## Exercise aim
Find every line in the records below that holds the word "JSON", and copy it out.

BEGIN Entries supplied

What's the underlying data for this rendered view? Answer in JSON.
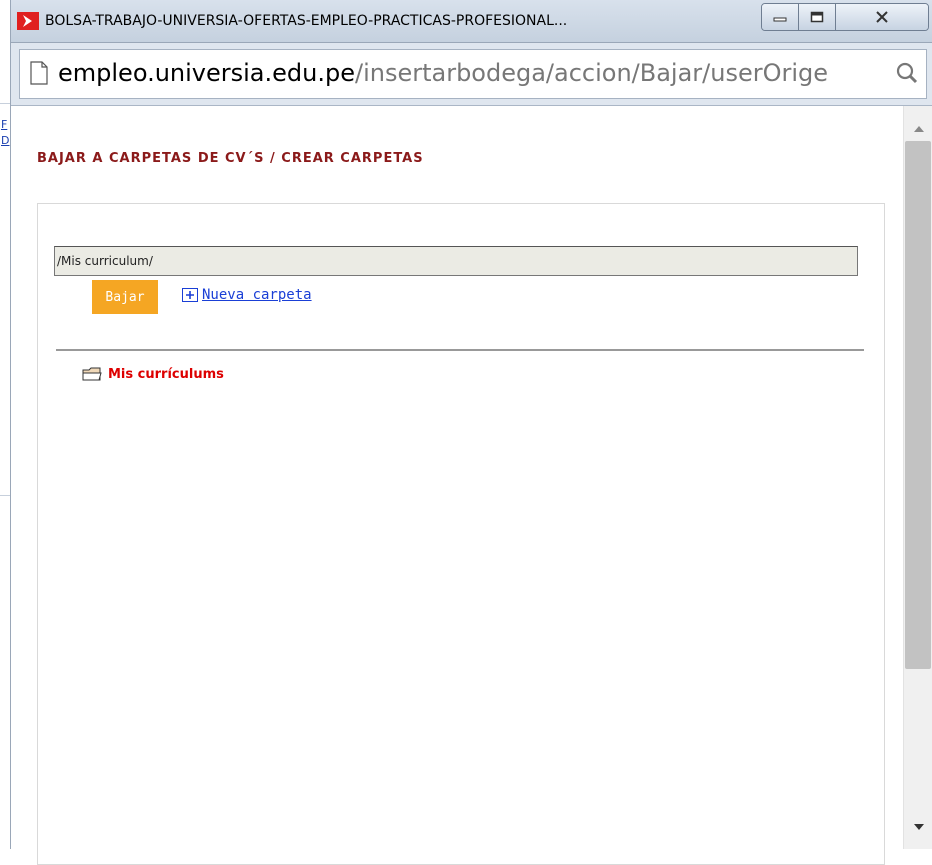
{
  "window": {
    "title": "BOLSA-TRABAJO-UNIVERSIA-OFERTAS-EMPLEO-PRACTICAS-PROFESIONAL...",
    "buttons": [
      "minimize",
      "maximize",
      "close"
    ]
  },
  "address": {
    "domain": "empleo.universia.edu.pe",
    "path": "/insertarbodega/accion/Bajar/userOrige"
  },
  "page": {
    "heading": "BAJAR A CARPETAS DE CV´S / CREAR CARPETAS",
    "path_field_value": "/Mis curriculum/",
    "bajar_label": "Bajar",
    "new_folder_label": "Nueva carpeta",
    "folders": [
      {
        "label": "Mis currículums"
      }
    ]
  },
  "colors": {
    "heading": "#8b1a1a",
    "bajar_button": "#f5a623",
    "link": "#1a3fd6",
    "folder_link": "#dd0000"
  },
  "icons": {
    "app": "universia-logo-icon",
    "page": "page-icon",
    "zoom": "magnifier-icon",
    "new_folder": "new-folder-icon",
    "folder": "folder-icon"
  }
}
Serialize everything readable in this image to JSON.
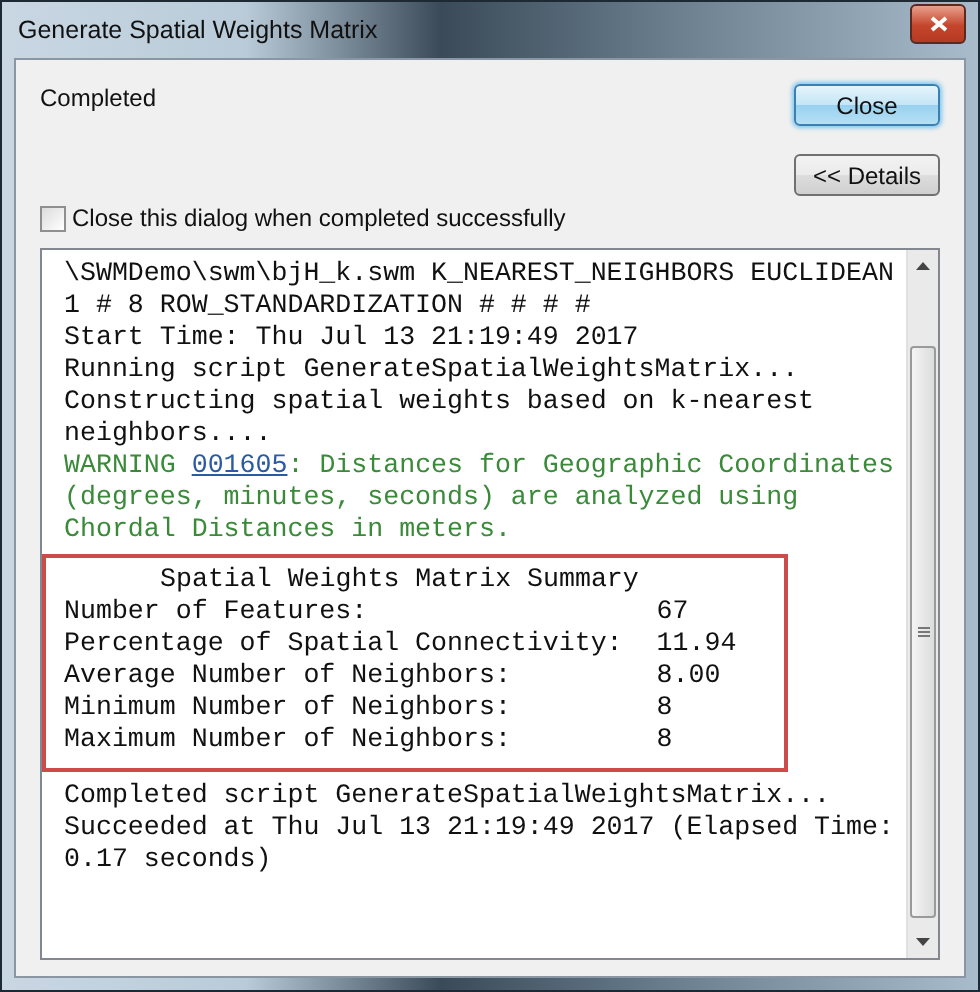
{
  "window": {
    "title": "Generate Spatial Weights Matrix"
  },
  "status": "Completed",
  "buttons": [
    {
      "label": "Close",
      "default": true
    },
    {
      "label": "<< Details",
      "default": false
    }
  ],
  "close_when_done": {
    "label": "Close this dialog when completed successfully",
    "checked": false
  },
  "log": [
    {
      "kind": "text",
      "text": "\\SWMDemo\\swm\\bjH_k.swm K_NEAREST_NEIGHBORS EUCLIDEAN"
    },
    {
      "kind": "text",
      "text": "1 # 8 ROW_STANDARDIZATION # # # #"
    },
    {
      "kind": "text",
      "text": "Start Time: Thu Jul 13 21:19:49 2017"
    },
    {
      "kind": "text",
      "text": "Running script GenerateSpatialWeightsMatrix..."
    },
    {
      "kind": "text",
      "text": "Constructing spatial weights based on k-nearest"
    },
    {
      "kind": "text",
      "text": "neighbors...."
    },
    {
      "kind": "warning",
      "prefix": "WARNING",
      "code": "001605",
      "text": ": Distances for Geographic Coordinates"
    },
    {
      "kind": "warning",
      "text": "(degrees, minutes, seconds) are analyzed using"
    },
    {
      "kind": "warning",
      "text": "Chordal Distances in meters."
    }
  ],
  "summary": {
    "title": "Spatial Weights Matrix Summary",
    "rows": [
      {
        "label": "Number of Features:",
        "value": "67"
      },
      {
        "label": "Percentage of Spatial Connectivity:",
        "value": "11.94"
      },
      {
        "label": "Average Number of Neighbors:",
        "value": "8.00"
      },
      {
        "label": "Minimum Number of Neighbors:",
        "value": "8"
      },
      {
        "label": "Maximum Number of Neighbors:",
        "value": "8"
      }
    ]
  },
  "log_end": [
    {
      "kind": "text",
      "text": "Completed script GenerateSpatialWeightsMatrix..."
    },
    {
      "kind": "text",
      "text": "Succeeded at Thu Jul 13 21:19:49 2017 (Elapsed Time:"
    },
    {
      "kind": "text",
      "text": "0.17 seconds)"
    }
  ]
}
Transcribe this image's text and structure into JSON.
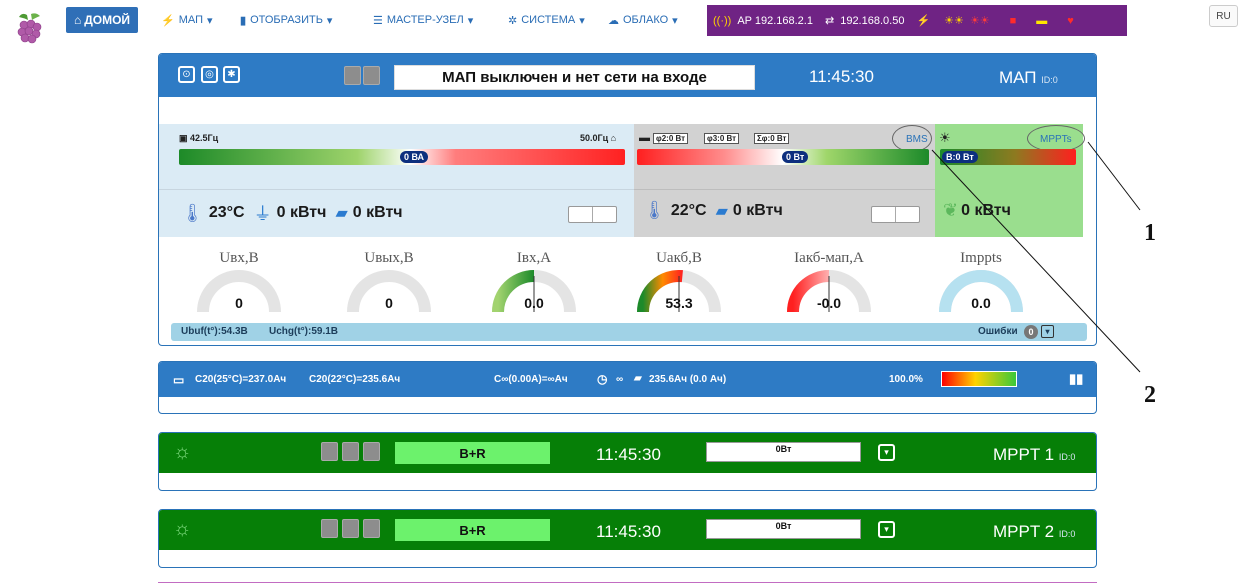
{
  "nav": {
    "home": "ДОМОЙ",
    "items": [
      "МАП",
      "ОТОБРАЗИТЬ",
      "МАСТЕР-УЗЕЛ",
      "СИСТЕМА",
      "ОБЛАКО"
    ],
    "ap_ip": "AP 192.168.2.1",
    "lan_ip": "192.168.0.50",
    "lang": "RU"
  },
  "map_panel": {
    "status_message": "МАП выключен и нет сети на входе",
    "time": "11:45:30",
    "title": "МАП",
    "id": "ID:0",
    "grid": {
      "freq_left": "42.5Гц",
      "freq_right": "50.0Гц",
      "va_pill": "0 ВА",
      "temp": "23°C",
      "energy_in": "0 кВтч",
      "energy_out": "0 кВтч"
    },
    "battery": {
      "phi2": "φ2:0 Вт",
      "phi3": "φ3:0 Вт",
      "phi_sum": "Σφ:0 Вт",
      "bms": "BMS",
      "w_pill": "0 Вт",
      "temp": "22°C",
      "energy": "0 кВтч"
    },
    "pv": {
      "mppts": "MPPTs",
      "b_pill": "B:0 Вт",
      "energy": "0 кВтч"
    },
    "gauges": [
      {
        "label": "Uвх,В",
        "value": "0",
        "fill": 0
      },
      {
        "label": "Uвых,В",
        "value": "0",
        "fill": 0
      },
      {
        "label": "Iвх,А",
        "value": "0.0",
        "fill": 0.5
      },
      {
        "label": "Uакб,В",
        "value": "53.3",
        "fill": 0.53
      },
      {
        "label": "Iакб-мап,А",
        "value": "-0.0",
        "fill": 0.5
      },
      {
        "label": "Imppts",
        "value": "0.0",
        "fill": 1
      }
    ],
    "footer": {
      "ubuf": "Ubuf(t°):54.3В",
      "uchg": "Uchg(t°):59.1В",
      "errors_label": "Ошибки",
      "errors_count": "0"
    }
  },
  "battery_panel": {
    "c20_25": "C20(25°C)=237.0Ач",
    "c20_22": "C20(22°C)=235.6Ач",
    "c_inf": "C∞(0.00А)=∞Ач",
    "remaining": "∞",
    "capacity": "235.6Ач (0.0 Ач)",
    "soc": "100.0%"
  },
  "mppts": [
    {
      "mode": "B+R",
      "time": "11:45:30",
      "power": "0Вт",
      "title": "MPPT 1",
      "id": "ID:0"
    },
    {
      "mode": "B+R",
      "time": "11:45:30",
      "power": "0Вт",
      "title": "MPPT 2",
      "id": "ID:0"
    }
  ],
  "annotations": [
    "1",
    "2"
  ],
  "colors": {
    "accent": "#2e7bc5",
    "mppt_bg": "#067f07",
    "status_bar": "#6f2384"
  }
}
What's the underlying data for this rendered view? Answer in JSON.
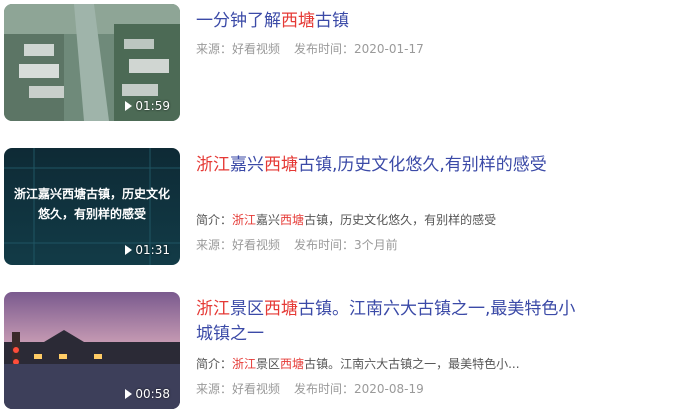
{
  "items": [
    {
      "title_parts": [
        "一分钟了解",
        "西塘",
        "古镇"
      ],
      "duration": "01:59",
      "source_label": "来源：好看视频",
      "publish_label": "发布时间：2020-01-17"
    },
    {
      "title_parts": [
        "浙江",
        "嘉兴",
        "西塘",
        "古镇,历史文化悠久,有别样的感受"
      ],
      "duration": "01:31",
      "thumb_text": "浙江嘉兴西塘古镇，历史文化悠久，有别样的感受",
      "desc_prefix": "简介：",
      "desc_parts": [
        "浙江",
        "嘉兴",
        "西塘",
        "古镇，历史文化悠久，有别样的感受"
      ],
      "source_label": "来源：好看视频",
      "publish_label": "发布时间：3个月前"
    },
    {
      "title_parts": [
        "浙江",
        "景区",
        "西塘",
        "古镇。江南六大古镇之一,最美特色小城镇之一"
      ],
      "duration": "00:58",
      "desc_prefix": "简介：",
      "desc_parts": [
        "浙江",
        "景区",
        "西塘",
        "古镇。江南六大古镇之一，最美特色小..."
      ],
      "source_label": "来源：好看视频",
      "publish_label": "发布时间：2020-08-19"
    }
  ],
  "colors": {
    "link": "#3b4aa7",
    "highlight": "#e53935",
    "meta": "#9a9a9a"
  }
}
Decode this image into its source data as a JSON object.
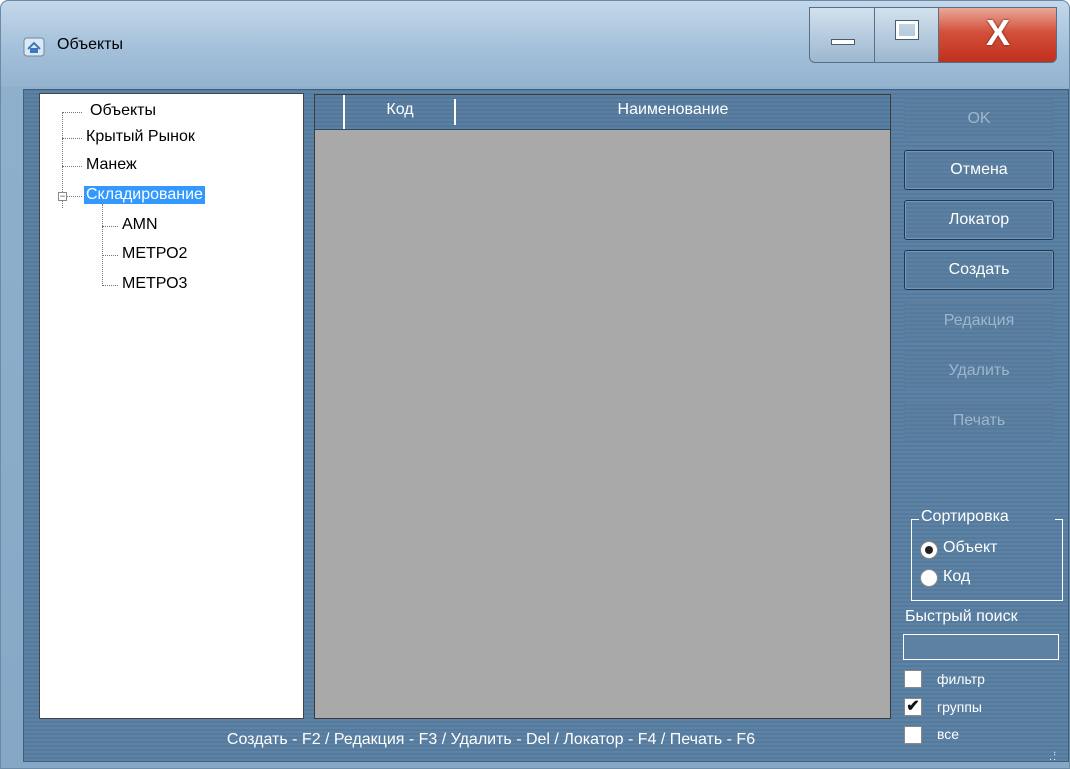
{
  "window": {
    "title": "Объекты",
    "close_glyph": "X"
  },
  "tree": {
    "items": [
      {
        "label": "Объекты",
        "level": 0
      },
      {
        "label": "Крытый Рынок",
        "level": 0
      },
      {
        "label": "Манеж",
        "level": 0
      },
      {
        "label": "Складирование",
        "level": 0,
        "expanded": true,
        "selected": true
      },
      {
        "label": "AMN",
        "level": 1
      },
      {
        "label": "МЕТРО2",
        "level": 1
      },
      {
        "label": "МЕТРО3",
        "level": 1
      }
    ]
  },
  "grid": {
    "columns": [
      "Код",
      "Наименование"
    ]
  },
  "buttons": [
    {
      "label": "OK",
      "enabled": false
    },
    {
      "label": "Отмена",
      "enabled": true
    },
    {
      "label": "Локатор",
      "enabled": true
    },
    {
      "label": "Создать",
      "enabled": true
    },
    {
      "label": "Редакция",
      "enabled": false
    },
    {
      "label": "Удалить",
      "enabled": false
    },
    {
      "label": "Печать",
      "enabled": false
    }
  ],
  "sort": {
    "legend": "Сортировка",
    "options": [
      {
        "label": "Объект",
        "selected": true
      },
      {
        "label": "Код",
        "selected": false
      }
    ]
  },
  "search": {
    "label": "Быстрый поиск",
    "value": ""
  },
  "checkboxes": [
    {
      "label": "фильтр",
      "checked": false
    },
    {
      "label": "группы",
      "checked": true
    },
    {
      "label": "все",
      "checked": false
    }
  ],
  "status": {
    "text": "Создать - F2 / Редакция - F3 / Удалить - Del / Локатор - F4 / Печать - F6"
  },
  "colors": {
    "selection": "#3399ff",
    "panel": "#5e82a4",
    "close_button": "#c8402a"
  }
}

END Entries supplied

## Output below
What's the underlying data for this rendered view? Answer in JSON.
Serialize everything readable in this image to JSON.
Transcribe this image's text and structure into JSON.
What's the underlying data for this rendered view? Answer in JSON.
Decode this image into its source data as a JSON object.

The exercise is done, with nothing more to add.